‘A Return to the Village: Community ethnographies and the study of Andean culture in retrospective’, edited by Dr Francisco Ferreira with the American anthropologist Professor Billie Jean Isbell, has just been published by the Institute of Latin American Studies. Dr Ferreira offers a brief introduction to its contents, aims and origins, explained in the context of the Andean anthropology.
Published in February, A Return to the Village, brings together several scholars – including Professor Isbell – who have produced outstanding community ethnographies in the Andes, mostly in Peru but also in neighbouring countries, between the 1970s and 2000s. In their respective chapter, each author offers a retrospective look at their original work, explaining and reassessing key aspects (e.g. theoretical, methodological, personal).
They include some towering figures of Andean anthropology, whose community ethnographies can be considered as classics. As such, the contributors provide privileged insights into the academic context of their work, and the theoretical approaches and debates that underline them (authors and chapters are listed below).

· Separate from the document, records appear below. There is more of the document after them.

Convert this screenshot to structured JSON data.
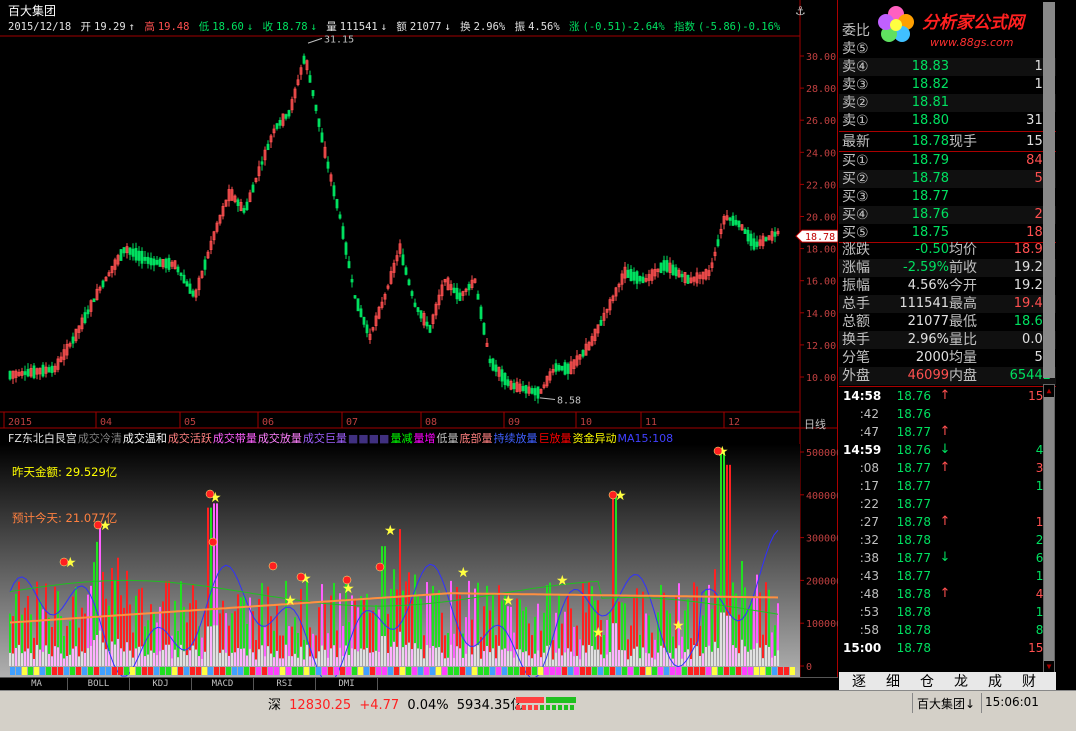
{
  "header": {
    "stock_name": "百大集团",
    "date": "2015/12/18",
    "open_label": "开",
    "open": "19.29",
    "high_label": "高",
    "high": "19.48",
    "low_label": "低",
    "low": "18.60",
    "close_label": "收",
    "close": "18.78",
    "volume_label": "量",
    "volume": "111541",
    "amount_label": "额",
    "amount": "21077",
    "turnover_label": "换",
    "turnover": "2.96%",
    "amplitude_label": "振",
    "amplitude": "4.56%",
    "change_label": "涨",
    "change": "(-0.51)-2.64%",
    "index_label": "指数",
    "index_change": "(-5.86)-0.16%"
  },
  "main_chart": {
    "y_ticks": [
      "30.00",
      "28.00",
      "26.00",
      "24.00",
      "22.00",
      "20.00",
      "18.00",
      "16.00",
      "14.00",
      "12.00",
      "10.00"
    ],
    "x_ticks": [
      "2015",
      "04",
      "05",
      "06",
      "07",
      "08",
      "09",
      "10",
      "11",
      "12"
    ],
    "max_marker": "31.15",
    "min_marker": "8.58",
    "current_price_tag": "18.78",
    "day_line_label": "日线"
  },
  "indicator": {
    "name": "FZ东北白艮宫",
    "labels": [
      {
        "text": "成交冷清",
        "color": "#808080"
      },
      {
        "text": "成交温和",
        "color": "#ffffff"
      },
      {
        "text": "成交活跃",
        "color": "#ff8080"
      },
      {
        "text": "成交带量",
        "color": "#ff60ff"
      },
      {
        "text": "成交放量",
        "color": "#ff80ff"
      },
      {
        "text": "成交巨量",
        "color": "#a060ff"
      },
      {
        "text": "■■■■",
        "color": "#403080"
      },
      {
        "text": "量减",
        "color": "#00ff00"
      },
      {
        "text": "量增",
        "color": "#ff00ff"
      },
      {
        "text": "低量",
        "color": "#c0c0c0"
      },
      {
        "text": "底部量",
        "color": "#ff8080"
      },
      {
        "text": "持续放量",
        "color": "#4060ff"
      },
      {
        "text": "巨放量",
        "color": "#ff0000"
      },
      {
        "text": "资金异动",
        "color": "#ffff00"
      },
      {
        "text": "MA15:108",
        "color": "#4040ff"
      }
    ],
    "yesterday_amount_label": "昨天金额: 29.529亿",
    "today_estimate_label": "预计今天: 21.077亿",
    "y_ticks": [
      "500000",
      "400000",
      "300000",
      "200000",
      "100000",
      "0"
    ]
  },
  "tabs": [
    "MA",
    "BOLL",
    "KDJ",
    "MACD",
    "RSI",
    "DMI"
  ],
  "order_book": {
    "weibi_label": "委比",
    "sell": [
      {
        "label": "卖⑤",
        "price": "",
        "vol": ""
      },
      {
        "label": "卖④",
        "price": "18.83",
        "vol": "19"
      },
      {
        "label": "卖③",
        "price": "18.82",
        "vol": "15"
      },
      {
        "label": "卖②",
        "price": "18.81",
        "vol": "3"
      },
      {
        "label": "卖①",
        "price": "18.80",
        "vol": "315"
      }
    ],
    "latest": {
      "label": "最新",
      "price": "18.78",
      "label2": "现手",
      "val2": "159"
    },
    "buy": [
      {
        "label": "买①",
        "price": "18.79",
        "vol": "841"
      },
      {
        "label": "买②",
        "price": "18.78",
        "vol": "50"
      },
      {
        "label": "买③",
        "price": "18.77",
        "vol": "8"
      },
      {
        "label": "买④",
        "price": "18.76",
        "vol": "27"
      },
      {
        "label": "买⑤",
        "price": "18.75",
        "vol": "180"
      }
    ]
  },
  "stats": [
    {
      "l1": "涨跌",
      "v1": "-0.50",
      "c1": "#00e060",
      "l2": "均价",
      "v2": "18.90",
      "c2": "#ff5050"
    },
    {
      "l1": "涨幅",
      "v1": "-2.59%",
      "c1": "#00e060",
      "l2": "前收",
      "v2": "19.29",
      "c2": "#e0e0e0"
    },
    {
      "l1": "振幅",
      "v1": "4.56%",
      "c1": "#e0e0e0",
      "l2": "今开",
      "v2": "19.29",
      "c2": "#e0e0e0"
    },
    {
      "l1": "总手",
      "v1": "111541",
      "c1": "#e0e0e0",
      "l2": "最高",
      "v2": "19.48",
      "c2": "#ff5050"
    },
    {
      "l1": "总额",
      "v1": "21077",
      "c1": "#e0e0e0",
      "l2": "最低",
      "v2": "18.60",
      "c2": "#00e060"
    },
    {
      "l1": "换手",
      "v1": "2.96%",
      "c1": "#e0e0e0",
      "l2": "量比",
      "v2": "0.01",
      "c2": "#e0e0e0"
    },
    {
      "l1": "分笔",
      "v1": "2000",
      "c1": "#e0e0e0",
      "l2": "均量",
      "v2": "56",
      "c2": "#e0e0e0"
    },
    {
      "l1": "外盘",
      "v1": "46099",
      "c1": "#ff5050",
      "l2": "内盘",
      "v2": "65442",
      "c2": "#00e060"
    }
  ],
  "trades": [
    {
      "time": "14:58",
      "price": "18.76",
      "dir": "up",
      "vol": "150",
      "bold": true
    },
    {
      "time": ":42",
      "price": "18.76",
      "dir": "",
      "vol": "8",
      "bold": false
    },
    {
      "time": ":47",
      "price": "18.77",
      "dir": "up",
      "vol": "7",
      "bold": false
    },
    {
      "time": "14:59",
      "price": "18.76",
      "dir": "down",
      "vol": "45",
      "bold": true
    },
    {
      "time": ":08",
      "price": "18.77",
      "dir": "up",
      "vol": "33",
      "bold": false
    },
    {
      "time": ":17",
      "price": "18.77",
      "dir": "",
      "vol": "17",
      "bold": false
    },
    {
      "time": ":22",
      "price": "18.77",
      "dir": "",
      "vol": "3",
      "bold": false
    },
    {
      "time": ":27",
      "price": "18.78",
      "dir": "up",
      "vol": "12",
      "bold": false
    },
    {
      "time": ":32",
      "price": "18.78",
      "dir": "",
      "vol": "22",
      "bold": false
    },
    {
      "time": ":38",
      "price": "18.77",
      "dir": "down",
      "vol": "63",
      "bold": false
    },
    {
      "time": ":43",
      "price": "18.77",
      "dir": "",
      "vol": "11",
      "bold": false
    },
    {
      "time": ":48",
      "price": "18.78",
      "dir": "up",
      "vol": "46",
      "bold": false
    },
    {
      "time": ":53",
      "price": "18.78",
      "dir": "",
      "vol": "15",
      "bold": false
    },
    {
      "time": ":58",
      "price": "18.78",
      "dir": "",
      "vol": "85",
      "bold": false
    },
    {
      "time": "15:00",
      "price": "18.78",
      "dir": "",
      "vol": "159",
      "bold": true
    }
  ],
  "side_tabs": [
    "逐",
    "细",
    "仓",
    "龙",
    "成",
    "财"
  ],
  "status": {
    "market": "深",
    "index_value": "12830.25",
    "index_change": "+4.77",
    "index_pct": "0.04%",
    "turnover": "5934.35亿",
    "stock_tag": "百大集团↓",
    "time": "15:06:01"
  },
  "logo": {
    "text": "分析家公式网",
    "url": "www.88gs.com"
  },
  "colors": {
    "up": "#ff5050",
    "down": "#00e060",
    "grid": "#a00000",
    "ma_blue": "#3030ff",
    "ma_green": "#20c020",
    "ma_orange": "#ff9040"
  }
}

As I confirm in the book’s introduction, some of the revisited community ethnographies were central to my own introduction to Andean anthropology, and a key influence when I was undertaking my PhD fieldwork in a Peruvian Andean community, in the late-2000s.
My original idea was to bring together some of these authors in a book, asking them to revisit and reassess their original work in light of contemporary anthropology. Later, as the project developed, other writers were incorporated in order to widen the geographical, chronological and theoretical scope of the publication. Overall, this edited volume aims to reflect on the role that community ethnographies have played in, and on their contribution to, the study of Andean culture.
For decades these ethnographies were a central part of Andean anthropology. But they have declined since the 1990s as a result of wider academic changes. In the introduction, I offer a review and a personal interpretation of the evolution of these studies, focusing especially (though not exclusively) in the case of Peru, and in some key theoretical and thematic debates and trends.
Authors and chapters
- Introduction: Community ethnographies and the study of Andean culture in retrospective (Francisco Ferreira)
- Chapter 1: Reflections on fieldwork in Chuschi (Billie Jean Isbell)
- Chapter 2: Losing my heart (Catherine J Allen)
- Chapter 3: Deadly waters, decades later (Peter Gose)
- Chapter 4: Yanque Urinsaya: ethnography of an Andean community (Ricardo Valderrama and Carmen Escalante)
- Chapter 5: Recordkeeping: ethnography and uncertainty of contemporary community studies (Rudi Colloredo-Mansfeld)
- Chapter 6: Long lines of continuity: field ethnohistory and customary conservation in the Sierra de Lima (Frank Salomon)
- Chapter 7: Avoiding ‘community studies’: the historical turn in Bolivian and south Andean anthropology (Tristan Platt)
- Chapter 8: In love with comunidades (Enrique Mayer)
‘A Return to the Village: Community ethnographies and the study of Andean culture in retrospective’ is available in paperback (£25.00) and can purchased from the UoL Online shop.
Dr Francisco Ferreira is an independent researcher specialising in Latin American ethnography. His fields of interest include Andean communities, violence, cocalero areas and drug policies; especially in Peru, where he has conducted extensive fieldwork. He completed studies in history and art history in Galicia (Spain), before working for several years in museum jobs in Britain. After doing an MA in Latin American Studies, he also completed a PhD in Andean ethnography, both at the University of London. His PhD was funded by the British Arts and Humanities Research Council as part of the research project Inca ushnus: Landscape, site and symbol in the Andes, and resulted in his thesis ‘Back to the Village? An Ethnographic Study of an Andean Community in the Early 21st Century’ (Royal Holloway, University of London, 2012). Dr Francisco currently lives in Galicia, where he is working on several research and media projects, while doing jobs as translator, teacher and consultant.